[Given information]
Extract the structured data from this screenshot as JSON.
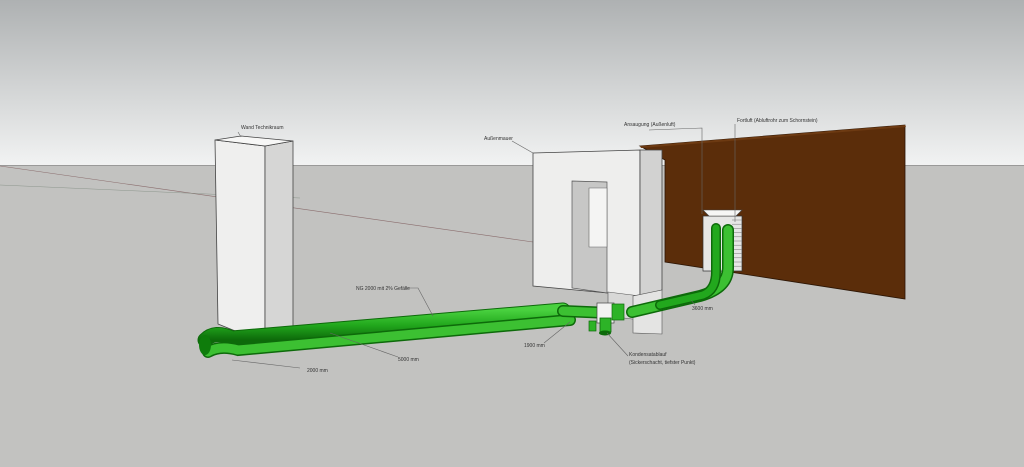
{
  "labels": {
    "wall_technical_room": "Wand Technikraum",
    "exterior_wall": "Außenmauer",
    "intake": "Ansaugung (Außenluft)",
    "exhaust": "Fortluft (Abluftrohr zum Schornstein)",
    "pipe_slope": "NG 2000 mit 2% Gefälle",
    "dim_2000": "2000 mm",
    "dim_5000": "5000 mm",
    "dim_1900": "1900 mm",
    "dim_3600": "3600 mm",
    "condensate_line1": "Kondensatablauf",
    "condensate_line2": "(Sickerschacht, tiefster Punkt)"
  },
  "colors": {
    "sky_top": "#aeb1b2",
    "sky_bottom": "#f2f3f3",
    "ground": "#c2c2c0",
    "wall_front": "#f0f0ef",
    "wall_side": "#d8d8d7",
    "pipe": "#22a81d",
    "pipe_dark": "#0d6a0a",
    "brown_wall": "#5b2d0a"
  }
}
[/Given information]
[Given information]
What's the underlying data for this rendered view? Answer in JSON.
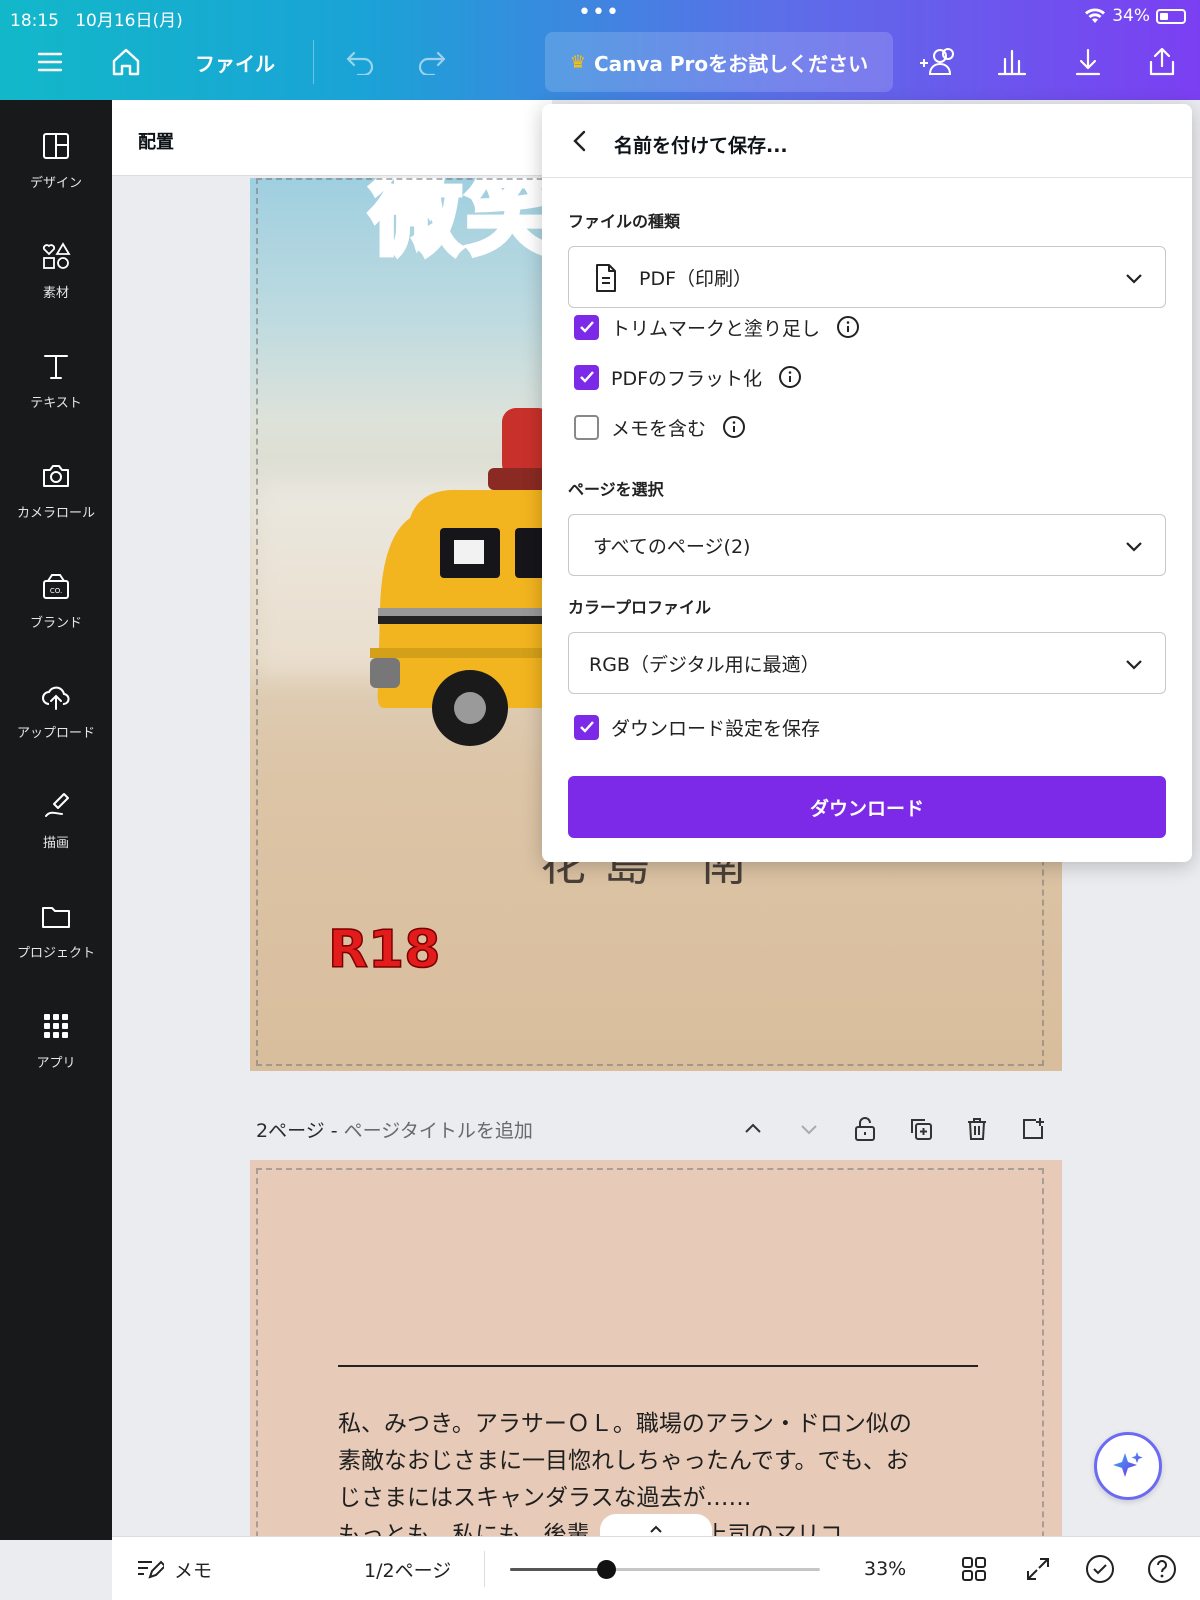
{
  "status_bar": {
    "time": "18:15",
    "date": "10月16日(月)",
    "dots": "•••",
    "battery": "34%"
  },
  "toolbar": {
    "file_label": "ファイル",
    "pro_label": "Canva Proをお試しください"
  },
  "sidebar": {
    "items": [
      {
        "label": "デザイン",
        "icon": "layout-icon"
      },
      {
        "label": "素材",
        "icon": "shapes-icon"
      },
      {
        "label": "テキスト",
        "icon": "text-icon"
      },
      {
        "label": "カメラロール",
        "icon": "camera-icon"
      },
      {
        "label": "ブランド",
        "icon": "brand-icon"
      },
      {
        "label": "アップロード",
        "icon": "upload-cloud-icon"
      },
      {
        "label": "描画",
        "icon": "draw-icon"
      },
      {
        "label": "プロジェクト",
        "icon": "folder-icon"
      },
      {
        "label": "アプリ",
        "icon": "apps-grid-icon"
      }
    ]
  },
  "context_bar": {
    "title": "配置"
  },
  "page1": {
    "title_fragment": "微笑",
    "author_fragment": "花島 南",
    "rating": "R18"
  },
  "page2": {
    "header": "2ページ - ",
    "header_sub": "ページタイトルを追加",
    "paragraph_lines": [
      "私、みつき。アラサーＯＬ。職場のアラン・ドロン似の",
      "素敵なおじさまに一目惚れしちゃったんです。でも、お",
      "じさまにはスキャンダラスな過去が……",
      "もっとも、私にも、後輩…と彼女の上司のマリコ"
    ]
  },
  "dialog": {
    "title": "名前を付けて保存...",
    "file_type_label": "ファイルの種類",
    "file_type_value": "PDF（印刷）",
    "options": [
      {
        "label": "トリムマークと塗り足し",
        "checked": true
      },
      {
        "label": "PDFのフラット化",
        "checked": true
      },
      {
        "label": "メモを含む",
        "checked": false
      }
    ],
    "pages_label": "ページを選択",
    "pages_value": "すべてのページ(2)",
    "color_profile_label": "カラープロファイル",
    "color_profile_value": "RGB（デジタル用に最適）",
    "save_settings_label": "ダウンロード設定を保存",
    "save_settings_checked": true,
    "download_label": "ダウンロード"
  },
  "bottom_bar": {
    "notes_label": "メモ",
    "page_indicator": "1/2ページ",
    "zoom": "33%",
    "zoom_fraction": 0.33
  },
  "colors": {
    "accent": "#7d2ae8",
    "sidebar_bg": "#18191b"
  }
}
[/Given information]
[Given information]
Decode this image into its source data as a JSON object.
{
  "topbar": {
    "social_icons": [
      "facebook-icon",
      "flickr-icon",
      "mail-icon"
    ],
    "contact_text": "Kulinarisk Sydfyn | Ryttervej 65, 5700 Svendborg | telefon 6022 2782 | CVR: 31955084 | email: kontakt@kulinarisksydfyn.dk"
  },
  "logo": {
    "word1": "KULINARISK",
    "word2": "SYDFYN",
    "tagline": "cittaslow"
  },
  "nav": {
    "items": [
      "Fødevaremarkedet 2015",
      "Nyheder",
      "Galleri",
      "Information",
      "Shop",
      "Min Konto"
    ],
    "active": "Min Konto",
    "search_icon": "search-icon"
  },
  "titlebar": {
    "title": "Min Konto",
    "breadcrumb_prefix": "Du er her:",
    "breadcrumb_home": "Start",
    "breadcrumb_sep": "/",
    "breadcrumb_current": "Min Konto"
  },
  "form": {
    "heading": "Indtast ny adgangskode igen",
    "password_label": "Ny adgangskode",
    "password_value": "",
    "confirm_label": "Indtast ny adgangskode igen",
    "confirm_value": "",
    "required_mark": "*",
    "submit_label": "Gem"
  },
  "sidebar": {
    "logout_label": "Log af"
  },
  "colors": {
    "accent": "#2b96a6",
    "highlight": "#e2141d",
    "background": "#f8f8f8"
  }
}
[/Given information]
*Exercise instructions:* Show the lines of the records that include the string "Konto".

*Exercise result:*
      "Min Konto"
    "active": "Min Konto",
    "title": "Min Konto",
    "breadcrumb_current": "Min Konto"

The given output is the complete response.